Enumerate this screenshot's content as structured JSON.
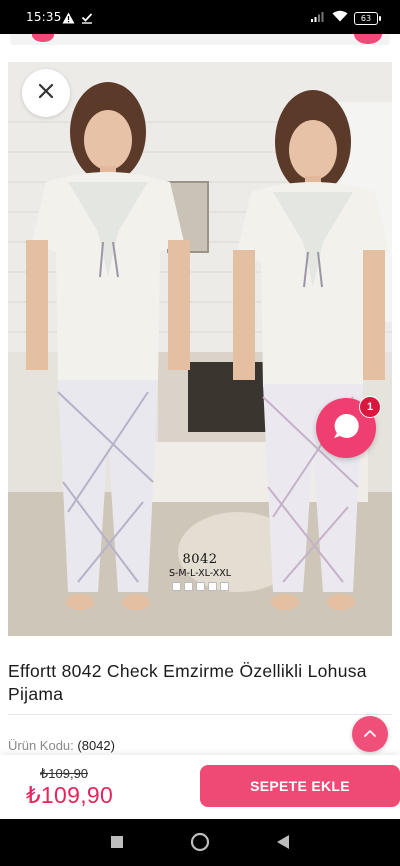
{
  "status_bar": {
    "time": "15:35",
    "battery": "63",
    "icons": [
      "warning-icon",
      "download-done-icon",
      "signal-icon",
      "wifi-icon",
      "battery-icon"
    ]
  },
  "product": {
    "image_code": "8042",
    "image_sizes": "S-M-L-XL-XXL",
    "title": "Effortt 8042 Check Emzirme Özellikli Lohusa Pijama",
    "code_label": "Ürün Kodu:",
    "code_value": "(8042)"
  },
  "chat": {
    "badge_count": "1"
  },
  "cart": {
    "old_price": "₺109,90",
    "new_price": "₺109,90",
    "button_label": "SEPETE EKLE"
  },
  "colors": {
    "accent": "#ef4a76",
    "price": "#e8245c"
  },
  "nav": {
    "icons": [
      "recents-icon",
      "home-icon",
      "back-icon"
    ]
  }
}
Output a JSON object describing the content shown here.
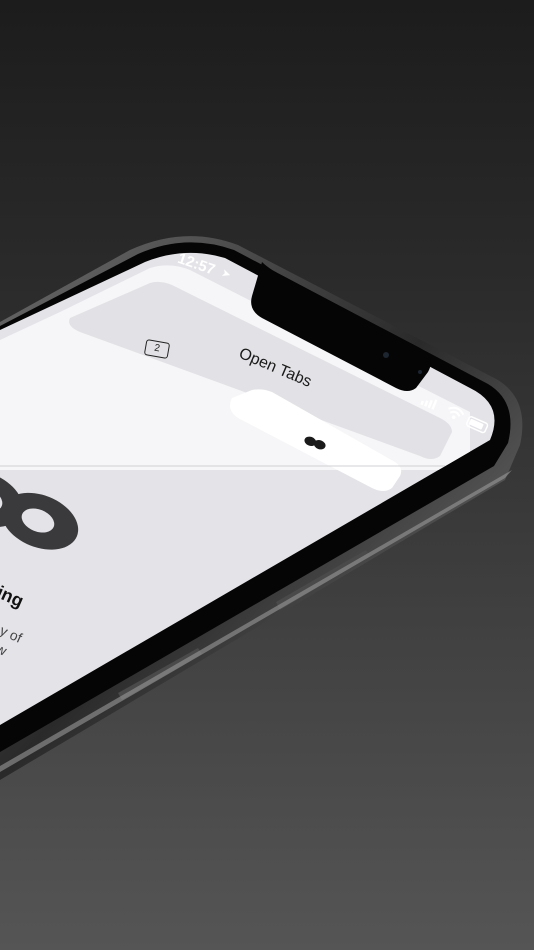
{
  "status_bar": {
    "time": "12:57",
    "location_icon": "location-arrow-icon",
    "signal_icon": "cellular-signal-icon",
    "wifi_icon": "wifi-icon",
    "battery_icon": "battery-icon"
  },
  "header": {
    "title": "Open Tabs",
    "tab_count": "2"
  },
  "segmented_control": {
    "private_icon": "mask-icon"
  },
  "content": {
    "headline_fragment": "ing",
    "body_line_1": "y of",
    "body_line_2": "w",
    "hero_icon": "mask-icon"
  },
  "colors": {
    "background_top": "#1c1c1c",
    "background_bottom": "#555555",
    "screen_bg": "#e4e3e8",
    "nav_bg": "#f6f6f8",
    "segment_selected": "#ffffff",
    "icon_dark": "#3a3a3c"
  }
}
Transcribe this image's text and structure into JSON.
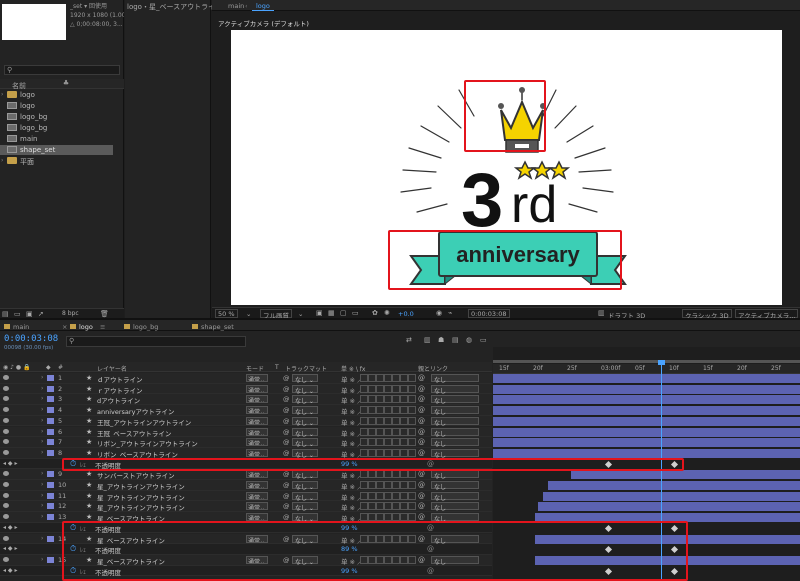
{
  "project": {
    "meta": [
      "_set ▾ 回使用",
      "1920 x 1080 (1.00)",
      "△ 0;00:08:00, 3..."
    ],
    "column_name": "名前",
    "items": [
      {
        "type": "folder",
        "label": "logo",
        "twirl": "›"
      },
      {
        "type": "comp",
        "label": "logo",
        "twirl": ""
      },
      {
        "type": "comp",
        "label": "logo_bg",
        "twirl": ""
      },
      {
        "type": "comp",
        "label": "logo_bg",
        "twirl": ""
      },
      {
        "type": "comp",
        "label": "main",
        "twirl": ""
      },
      {
        "type": "comp",
        "label": "shape_set",
        "twirl": "",
        "selected": true
      },
      {
        "type": "folder",
        "label": "平面",
        "twirl": "›"
      }
    ],
    "bpc": "8 bpc"
  },
  "effects": {
    "title": "logo・星_ベースアウトライン"
  },
  "viewer": {
    "tabs": [
      "main",
      "logo"
    ],
    "active_tab": "logo",
    "camera_label": "アクティブカメラ (デフォルト)",
    "zoom": "50 %",
    "resolution": "フル画質",
    "exposure": "+0.0",
    "time": "0:00:03:08",
    "renderer": "ドラフト 3D",
    "renderer_mode": "クラシック 3D",
    "camera_select": "アクティブカメラ...",
    "artwork": {
      "numeral": "3",
      "suffix": "rd",
      "banner": "anniversary"
    }
  },
  "timeline": {
    "tabs": [
      {
        "label": "main",
        "active": false
      },
      {
        "label": "logo",
        "active": true
      },
      {
        "label": "logo_bg",
        "active": false
      },
      {
        "label": "shape_set",
        "active": false
      }
    ],
    "timecode": "0:00:03:08",
    "fps": "00098 (30.00 fps)",
    "columns": {
      "num": "#",
      "name": "レイヤー名",
      "mode": "モード",
      "t": "T",
      "track": "トラックマット",
      "switches": "単 ※ \\ fx",
      "parent": "親とリンク"
    },
    "ruler": [
      "15f",
      "20f",
      "25f",
      "03:00f",
      "05f",
      "10f",
      "15f",
      "20f",
      "25f"
    ],
    "rows": [
      {
        "kind": "layer",
        "num": "1",
        "name": "ｄアウトライン",
        "mode": "通常",
        "track": "なし",
        "switch": "单 ※ ／",
        "parent": "なし"
      },
      {
        "kind": "layer",
        "num": "2",
        "name": "ｒアウトライン",
        "mode": "通常",
        "track": "なし",
        "switch": "单 ※ ／",
        "parent": "なし"
      },
      {
        "kind": "layer",
        "num": "3",
        "name": "dアウトライン",
        "mode": "通常",
        "track": "なし",
        "switch": "单 ※ ／",
        "parent": "なし"
      },
      {
        "kind": "layer",
        "num": "4",
        "name": "anniversaryアウトライン",
        "mode": "通常",
        "track": "なし",
        "switch": "单 ※ ／",
        "parent": "なし"
      },
      {
        "kind": "layer",
        "num": "5",
        "name": "王冠_アウトラインアウトライン",
        "mode": "通常",
        "track": "なし",
        "switch": "单 ※ ／",
        "parent": "なし"
      },
      {
        "kind": "layer",
        "num": "6",
        "name": "王冠_ベースアウトライン",
        "mode": "通常",
        "track": "なし",
        "switch": "单 ※ ／",
        "parent": "なし"
      },
      {
        "kind": "layer",
        "num": "7",
        "name": "リボン_アウトラインアウトライン",
        "mode": "通常",
        "track": "なし",
        "switch": "单 ※ ／",
        "parent": "なし"
      },
      {
        "kind": "layer",
        "num": "8",
        "name": "リボン_ベースアウトライン",
        "mode": "通常",
        "track": "なし",
        "switch": "单 ※ ／",
        "parent": "なし"
      },
      {
        "kind": "prop",
        "name": "不透明度",
        "value": "99 %"
      },
      {
        "kind": "layer",
        "num": "9",
        "name": "サンバーストアウトライン",
        "mode": "通常",
        "track": "なし",
        "switch": "单 ※ ／",
        "parent": "なし"
      },
      {
        "kind": "layer",
        "num": "10",
        "name": "星_アウトラインアウトライン",
        "mode": "通常",
        "track": "なし",
        "switch": "单 ※ ／",
        "parent": "なし"
      },
      {
        "kind": "layer",
        "num": "11",
        "name": "星_アウトラインアウトライン",
        "mode": "通常",
        "track": "なし",
        "switch": "单 ※ ／",
        "parent": "なし"
      },
      {
        "kind": "layer",
        "num": "12",
        "name": "星_アウトラインアウトライン",
        "mode": "通常",
        "track": "なし",
        "switch": "单 ※ ／",
        "parent": "なし"
      },
      {
        "kind": "layer",
        "num": "13",
        "name": "星_ベースアウトライン",
        "mode": "通常",
        "track": "なし",
        "switch": "单 ※ ／",
        "parent": "なし"
      },
      {
        "kind": "prop",
        "name": "不透明度",
        "value": "99 %"
      },
      {
        "kind": "layer",
        "num": "14",
        "name": "星_ベースアウトライン",
        "mode": "通常",
        "track": "なし",
        "switch": "单 ※ ／",
        "parent": "なし"
      },
      {
        "kind": "prop",
        "name": "不透明度",
        "value": "89 %"
      },
      {
        "kind": "layer",
        "num": "15",
        "name": "星_ベースアウトライン",
        "mode": "通常",
        "track": "なし",
        "switch": "单 ※ ／",
        "parent": "なし"
      },
      {
        "kind": "prop",
        "name": "不透明度",
        "value": "99 %"
      }
    ]
  },
  "colors": {
    "accent": "#4aa3ff",
    "label": "#7c84d6",
    "highlight": "#e3141c",
    "crown": "#f5d300",
    "banner": "#3ccfb5"
  }
}
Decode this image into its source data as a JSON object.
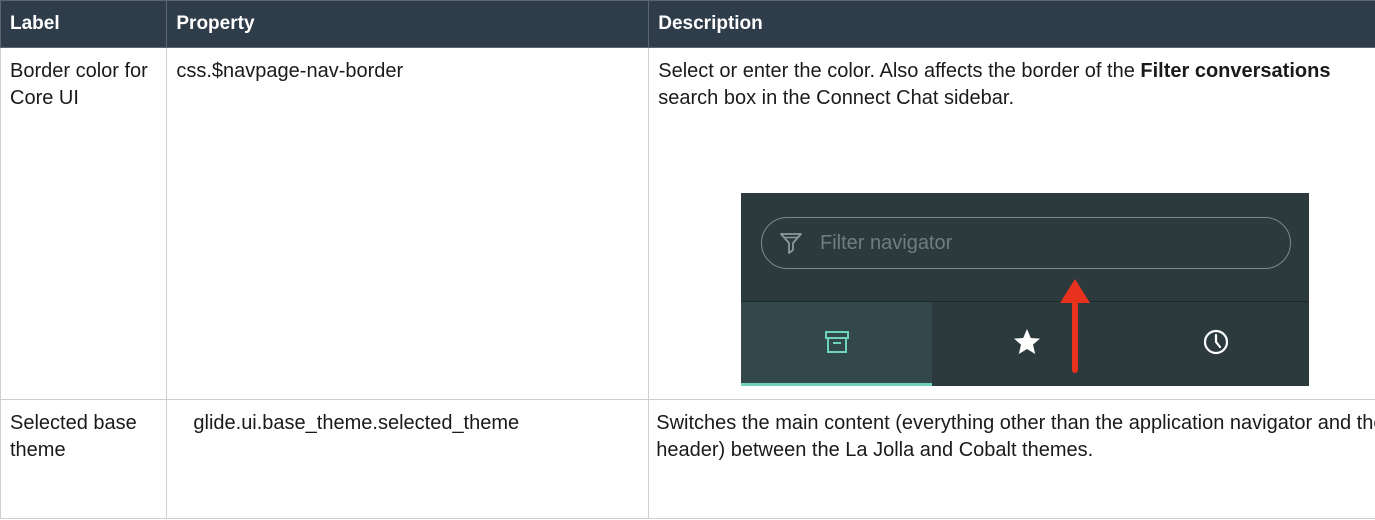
{
  "table": {
    "headers": {
      "label": "Label",
      "property": "Property",
      "description": "Description"
    },
    "rows": [
      {
        "label": "Border color for Core UI",
        "property": "css.$navpage-nav-border",
        "description_parts": {
          "before": "Select or enter the color. Also affects the border of the ",
          "bold": "Filter conversations",
          "after": " search box in the Connect Chat sidebar."
        }
      },
      {
        "label": "Selected base theme",
        "property": "glide.ui.base_theme.selected_theme",
        "description": "Switches the main content (everything other than the application navigator and the header) between the La Jolla and Cobalt themes."
      }
    ]
  },
  "screenshot": {
    "filter_placeholder": "Filter navigator",
    "icons": {
      "filter": "funnel-icon",
      "tab1": "archive-icon",
      "tab2": "star-icon",
      "tab3": "clock-icon",
      "arrow": "red-up-arrow-icon"
    },
    "colors": {
      "nav_background": "#2c3a3d",
      "active_tab": "#33484a",
      "active_underline": "#6fd3b9",
      "arrow": "#e8321e",
      "header_background": "#2f3c4a"
    }
  }
}
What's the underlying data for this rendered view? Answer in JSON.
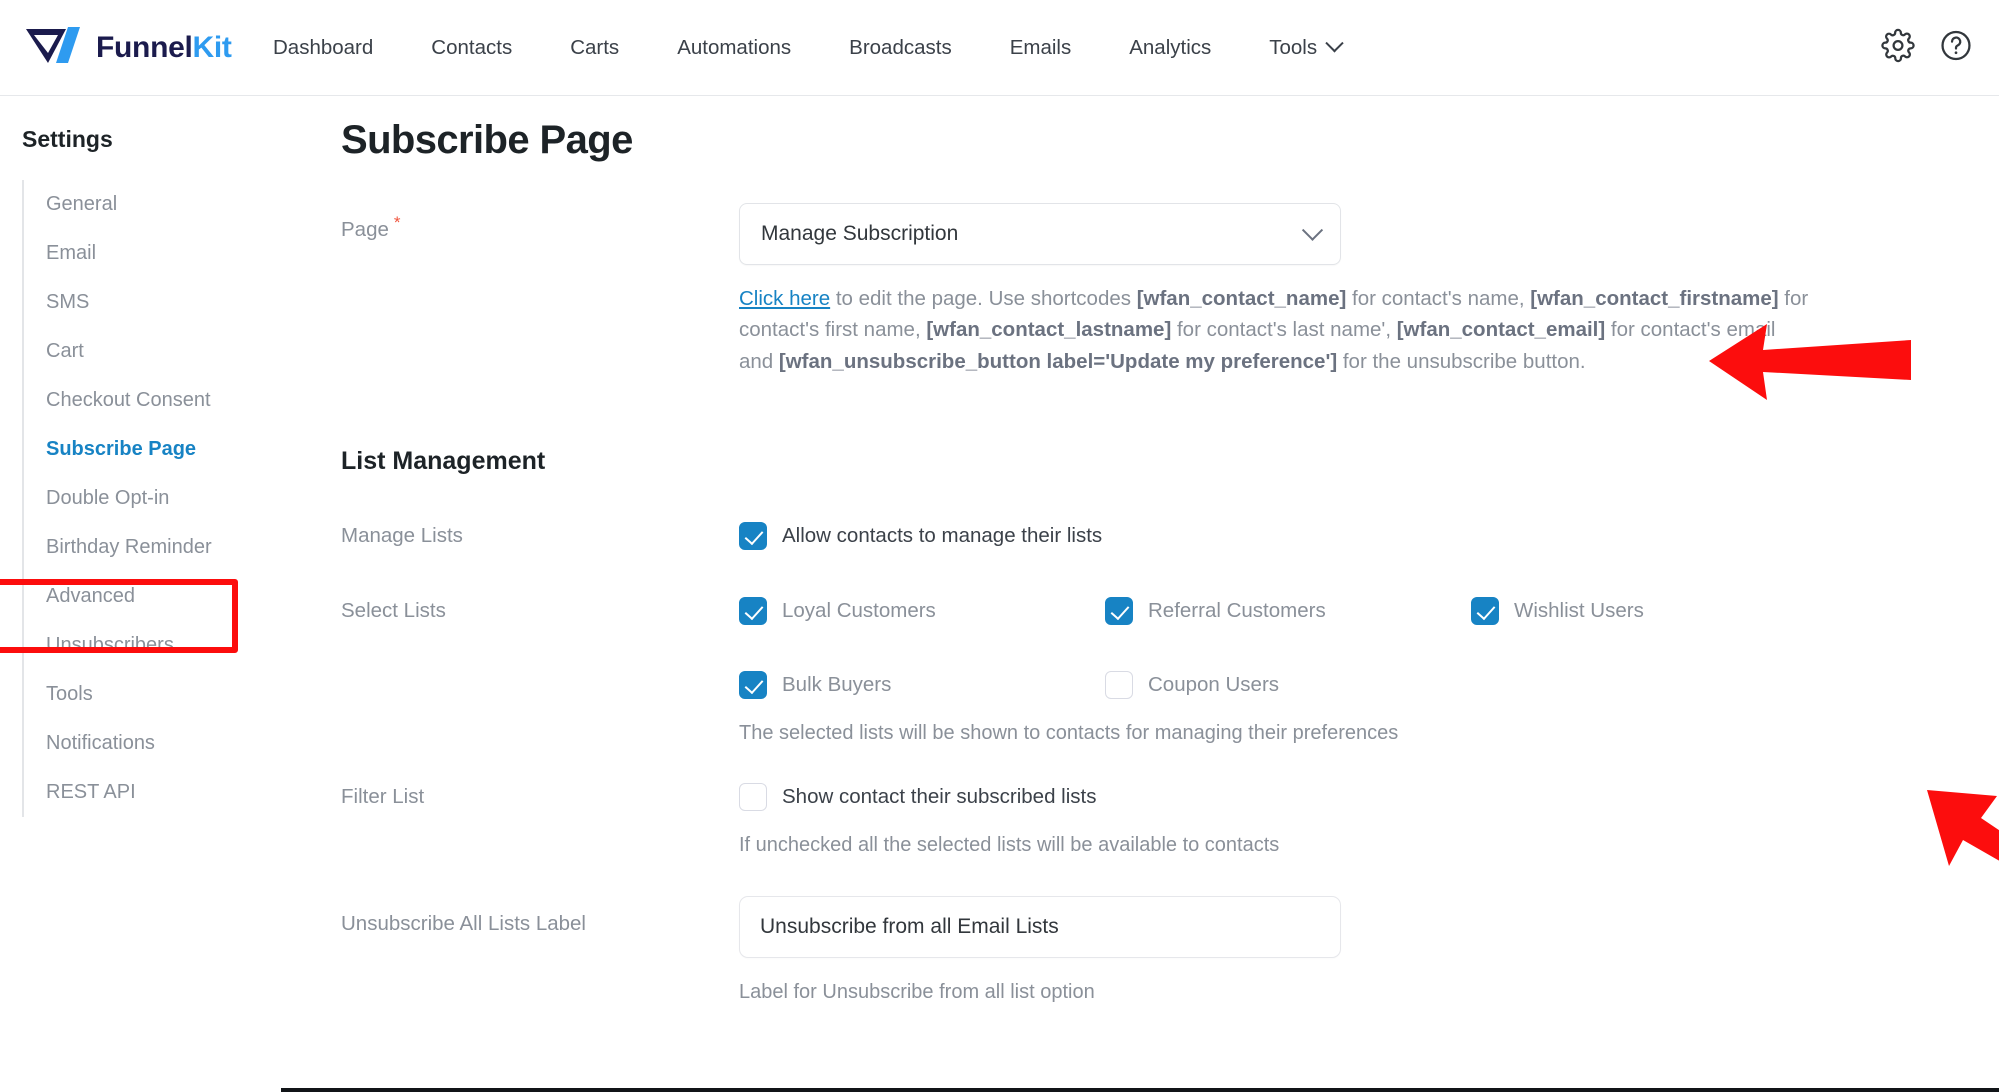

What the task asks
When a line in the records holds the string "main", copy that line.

Written reply
        "label": "main",
      "main",
        "label": "main",
        "description": "Switches the main content (everything other than the application navigator and the header) between the La Jolla and Cobalt themes."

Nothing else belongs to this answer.